[RECORDS FOR THE TASK — start]
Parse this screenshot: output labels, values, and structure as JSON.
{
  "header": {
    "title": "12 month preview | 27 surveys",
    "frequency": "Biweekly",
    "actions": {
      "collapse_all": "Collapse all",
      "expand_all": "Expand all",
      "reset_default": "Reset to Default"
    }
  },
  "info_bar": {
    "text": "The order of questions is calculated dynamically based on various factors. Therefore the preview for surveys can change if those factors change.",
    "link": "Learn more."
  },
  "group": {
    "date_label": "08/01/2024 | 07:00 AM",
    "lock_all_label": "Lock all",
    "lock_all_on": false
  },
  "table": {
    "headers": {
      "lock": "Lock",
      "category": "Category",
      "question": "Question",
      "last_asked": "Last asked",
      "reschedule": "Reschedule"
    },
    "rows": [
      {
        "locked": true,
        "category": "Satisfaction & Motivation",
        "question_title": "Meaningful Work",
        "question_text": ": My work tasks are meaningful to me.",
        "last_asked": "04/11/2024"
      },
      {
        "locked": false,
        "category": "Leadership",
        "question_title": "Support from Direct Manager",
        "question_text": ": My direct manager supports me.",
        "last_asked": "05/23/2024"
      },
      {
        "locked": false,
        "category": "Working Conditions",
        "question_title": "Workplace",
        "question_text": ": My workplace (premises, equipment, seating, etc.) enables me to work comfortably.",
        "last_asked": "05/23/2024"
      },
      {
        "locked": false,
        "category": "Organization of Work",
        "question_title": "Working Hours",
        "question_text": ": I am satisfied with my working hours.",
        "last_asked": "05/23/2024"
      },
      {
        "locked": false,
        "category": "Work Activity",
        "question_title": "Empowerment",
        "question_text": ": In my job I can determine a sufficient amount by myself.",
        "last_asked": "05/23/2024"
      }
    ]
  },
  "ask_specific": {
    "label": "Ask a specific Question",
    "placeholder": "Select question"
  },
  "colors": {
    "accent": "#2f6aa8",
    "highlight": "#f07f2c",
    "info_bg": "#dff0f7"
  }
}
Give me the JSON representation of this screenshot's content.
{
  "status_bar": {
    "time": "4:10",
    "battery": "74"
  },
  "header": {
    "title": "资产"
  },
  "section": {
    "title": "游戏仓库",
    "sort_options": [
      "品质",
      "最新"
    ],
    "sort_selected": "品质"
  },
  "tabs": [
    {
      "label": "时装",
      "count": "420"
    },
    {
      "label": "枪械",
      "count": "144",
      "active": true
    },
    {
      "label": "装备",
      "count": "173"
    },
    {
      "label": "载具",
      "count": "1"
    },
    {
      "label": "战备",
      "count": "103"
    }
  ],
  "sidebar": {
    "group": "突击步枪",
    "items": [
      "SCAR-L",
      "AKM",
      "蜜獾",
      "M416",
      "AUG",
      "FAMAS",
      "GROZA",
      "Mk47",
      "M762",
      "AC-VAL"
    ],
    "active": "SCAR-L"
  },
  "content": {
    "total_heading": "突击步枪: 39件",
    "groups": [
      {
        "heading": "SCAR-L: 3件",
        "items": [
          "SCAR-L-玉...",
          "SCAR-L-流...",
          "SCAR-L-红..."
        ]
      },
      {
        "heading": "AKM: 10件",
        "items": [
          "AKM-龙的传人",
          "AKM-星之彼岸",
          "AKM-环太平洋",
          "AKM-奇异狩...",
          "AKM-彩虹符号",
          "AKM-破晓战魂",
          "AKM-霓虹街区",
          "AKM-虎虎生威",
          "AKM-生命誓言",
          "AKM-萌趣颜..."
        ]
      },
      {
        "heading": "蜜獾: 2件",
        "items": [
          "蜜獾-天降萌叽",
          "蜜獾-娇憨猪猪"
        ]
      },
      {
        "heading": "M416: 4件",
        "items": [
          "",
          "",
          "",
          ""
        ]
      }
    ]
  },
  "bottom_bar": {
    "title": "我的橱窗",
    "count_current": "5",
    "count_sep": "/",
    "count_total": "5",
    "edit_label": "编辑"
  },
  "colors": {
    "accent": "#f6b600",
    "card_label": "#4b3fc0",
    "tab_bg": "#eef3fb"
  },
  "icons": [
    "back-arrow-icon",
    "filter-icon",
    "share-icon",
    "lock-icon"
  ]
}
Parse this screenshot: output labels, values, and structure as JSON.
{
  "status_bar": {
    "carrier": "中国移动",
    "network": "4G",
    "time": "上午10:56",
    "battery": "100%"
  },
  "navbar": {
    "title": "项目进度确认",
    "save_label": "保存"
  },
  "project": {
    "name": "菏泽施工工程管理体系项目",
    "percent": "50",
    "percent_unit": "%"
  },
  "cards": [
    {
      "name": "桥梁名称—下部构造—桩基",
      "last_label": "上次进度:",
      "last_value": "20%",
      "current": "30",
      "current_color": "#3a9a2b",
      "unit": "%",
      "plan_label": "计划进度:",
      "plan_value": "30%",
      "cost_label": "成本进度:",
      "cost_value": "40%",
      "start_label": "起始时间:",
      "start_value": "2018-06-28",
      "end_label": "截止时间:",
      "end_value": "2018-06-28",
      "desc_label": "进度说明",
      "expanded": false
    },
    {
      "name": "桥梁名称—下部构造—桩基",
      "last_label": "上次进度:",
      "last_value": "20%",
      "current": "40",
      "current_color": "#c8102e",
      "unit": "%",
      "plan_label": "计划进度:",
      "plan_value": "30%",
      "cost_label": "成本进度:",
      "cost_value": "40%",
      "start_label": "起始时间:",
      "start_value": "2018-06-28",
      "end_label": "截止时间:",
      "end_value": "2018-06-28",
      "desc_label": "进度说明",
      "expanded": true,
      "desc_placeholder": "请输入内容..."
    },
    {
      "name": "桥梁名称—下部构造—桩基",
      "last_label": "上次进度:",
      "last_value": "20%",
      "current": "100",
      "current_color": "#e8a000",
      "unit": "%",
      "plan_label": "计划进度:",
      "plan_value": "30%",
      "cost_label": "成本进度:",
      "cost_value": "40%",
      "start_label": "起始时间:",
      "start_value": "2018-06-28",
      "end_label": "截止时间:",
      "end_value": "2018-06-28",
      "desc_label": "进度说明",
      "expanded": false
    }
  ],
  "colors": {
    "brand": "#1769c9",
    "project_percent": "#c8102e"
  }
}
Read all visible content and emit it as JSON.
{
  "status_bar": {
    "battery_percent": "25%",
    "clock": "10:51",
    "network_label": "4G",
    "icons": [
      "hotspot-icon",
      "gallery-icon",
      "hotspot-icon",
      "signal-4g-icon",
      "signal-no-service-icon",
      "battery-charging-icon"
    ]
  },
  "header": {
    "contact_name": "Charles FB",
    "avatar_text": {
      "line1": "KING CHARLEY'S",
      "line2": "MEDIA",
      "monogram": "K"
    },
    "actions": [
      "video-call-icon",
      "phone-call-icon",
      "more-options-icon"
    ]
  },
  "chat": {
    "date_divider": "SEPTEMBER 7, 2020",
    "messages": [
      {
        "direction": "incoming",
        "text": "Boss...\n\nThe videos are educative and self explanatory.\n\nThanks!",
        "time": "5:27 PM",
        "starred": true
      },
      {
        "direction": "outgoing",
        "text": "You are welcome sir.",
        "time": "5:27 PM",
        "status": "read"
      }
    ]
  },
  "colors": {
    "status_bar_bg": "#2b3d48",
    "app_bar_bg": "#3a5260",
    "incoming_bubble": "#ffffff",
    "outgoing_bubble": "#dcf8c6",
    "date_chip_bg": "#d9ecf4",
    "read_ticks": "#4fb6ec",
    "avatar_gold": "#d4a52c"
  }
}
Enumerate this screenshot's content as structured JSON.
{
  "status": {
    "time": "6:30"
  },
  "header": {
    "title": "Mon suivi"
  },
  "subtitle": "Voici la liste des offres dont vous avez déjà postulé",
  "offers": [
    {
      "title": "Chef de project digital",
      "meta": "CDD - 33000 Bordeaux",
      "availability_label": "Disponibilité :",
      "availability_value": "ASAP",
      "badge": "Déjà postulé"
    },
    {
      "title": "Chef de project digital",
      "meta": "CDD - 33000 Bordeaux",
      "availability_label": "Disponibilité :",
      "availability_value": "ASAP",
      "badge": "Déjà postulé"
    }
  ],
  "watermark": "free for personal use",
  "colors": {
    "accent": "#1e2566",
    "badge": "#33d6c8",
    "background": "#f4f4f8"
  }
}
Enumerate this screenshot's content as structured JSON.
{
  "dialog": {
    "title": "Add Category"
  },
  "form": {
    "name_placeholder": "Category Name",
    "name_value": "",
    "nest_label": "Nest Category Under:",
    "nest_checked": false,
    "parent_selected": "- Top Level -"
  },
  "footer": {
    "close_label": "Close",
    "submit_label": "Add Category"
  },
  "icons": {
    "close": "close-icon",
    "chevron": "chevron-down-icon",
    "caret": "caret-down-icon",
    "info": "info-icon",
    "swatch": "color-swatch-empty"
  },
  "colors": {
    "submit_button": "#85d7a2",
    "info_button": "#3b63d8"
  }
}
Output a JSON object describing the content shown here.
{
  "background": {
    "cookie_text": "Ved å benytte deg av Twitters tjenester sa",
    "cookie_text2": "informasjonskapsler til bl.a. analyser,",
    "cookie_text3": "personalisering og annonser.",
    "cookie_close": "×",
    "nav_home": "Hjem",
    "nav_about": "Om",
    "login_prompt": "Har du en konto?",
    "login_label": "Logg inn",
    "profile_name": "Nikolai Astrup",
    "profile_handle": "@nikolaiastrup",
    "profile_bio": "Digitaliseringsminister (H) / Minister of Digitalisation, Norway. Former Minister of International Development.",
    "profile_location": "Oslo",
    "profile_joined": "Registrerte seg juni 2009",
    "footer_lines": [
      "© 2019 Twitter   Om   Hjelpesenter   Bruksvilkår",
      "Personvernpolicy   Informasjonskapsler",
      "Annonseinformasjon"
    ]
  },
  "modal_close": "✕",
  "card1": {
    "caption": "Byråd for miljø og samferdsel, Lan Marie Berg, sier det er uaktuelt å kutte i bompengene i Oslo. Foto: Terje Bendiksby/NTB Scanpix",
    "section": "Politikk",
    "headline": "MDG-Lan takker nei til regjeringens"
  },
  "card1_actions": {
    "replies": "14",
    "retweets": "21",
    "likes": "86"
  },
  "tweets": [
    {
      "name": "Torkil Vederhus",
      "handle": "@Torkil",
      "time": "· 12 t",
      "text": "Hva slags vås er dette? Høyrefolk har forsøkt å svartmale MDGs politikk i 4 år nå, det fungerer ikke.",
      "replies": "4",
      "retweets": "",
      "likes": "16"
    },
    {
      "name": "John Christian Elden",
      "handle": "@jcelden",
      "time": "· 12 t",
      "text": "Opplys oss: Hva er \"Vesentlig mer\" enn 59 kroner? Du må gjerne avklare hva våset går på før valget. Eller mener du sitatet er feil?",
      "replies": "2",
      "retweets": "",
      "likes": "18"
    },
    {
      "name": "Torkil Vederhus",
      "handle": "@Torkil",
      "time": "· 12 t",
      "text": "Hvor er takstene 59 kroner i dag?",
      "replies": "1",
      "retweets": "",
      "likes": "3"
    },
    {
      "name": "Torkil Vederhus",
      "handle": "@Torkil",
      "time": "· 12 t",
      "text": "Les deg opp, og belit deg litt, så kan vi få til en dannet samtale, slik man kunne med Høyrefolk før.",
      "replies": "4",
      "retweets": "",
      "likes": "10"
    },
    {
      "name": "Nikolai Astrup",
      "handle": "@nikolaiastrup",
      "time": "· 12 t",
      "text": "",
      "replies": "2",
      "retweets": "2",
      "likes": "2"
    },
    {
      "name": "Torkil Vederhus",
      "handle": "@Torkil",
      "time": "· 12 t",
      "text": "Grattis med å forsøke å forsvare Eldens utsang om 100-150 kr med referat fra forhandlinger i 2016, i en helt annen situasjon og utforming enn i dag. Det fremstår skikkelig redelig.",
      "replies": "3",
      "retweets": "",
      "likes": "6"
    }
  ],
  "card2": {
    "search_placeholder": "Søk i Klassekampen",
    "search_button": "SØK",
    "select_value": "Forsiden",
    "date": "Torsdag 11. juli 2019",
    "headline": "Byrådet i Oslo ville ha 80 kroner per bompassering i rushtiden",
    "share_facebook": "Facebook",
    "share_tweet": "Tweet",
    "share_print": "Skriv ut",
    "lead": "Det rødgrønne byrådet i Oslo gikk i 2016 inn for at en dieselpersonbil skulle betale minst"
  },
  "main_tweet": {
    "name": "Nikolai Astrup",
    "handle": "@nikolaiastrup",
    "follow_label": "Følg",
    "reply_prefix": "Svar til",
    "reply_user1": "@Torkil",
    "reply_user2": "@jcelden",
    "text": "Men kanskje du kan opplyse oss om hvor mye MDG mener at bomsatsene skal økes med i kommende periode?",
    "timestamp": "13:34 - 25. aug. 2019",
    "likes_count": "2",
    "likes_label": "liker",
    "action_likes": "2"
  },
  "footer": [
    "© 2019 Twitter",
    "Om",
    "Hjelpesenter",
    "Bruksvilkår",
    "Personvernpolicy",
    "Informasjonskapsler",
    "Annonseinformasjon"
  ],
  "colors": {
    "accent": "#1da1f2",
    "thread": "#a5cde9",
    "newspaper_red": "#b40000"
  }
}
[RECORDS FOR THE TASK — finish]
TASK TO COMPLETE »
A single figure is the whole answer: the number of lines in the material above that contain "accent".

RESPONSE »
4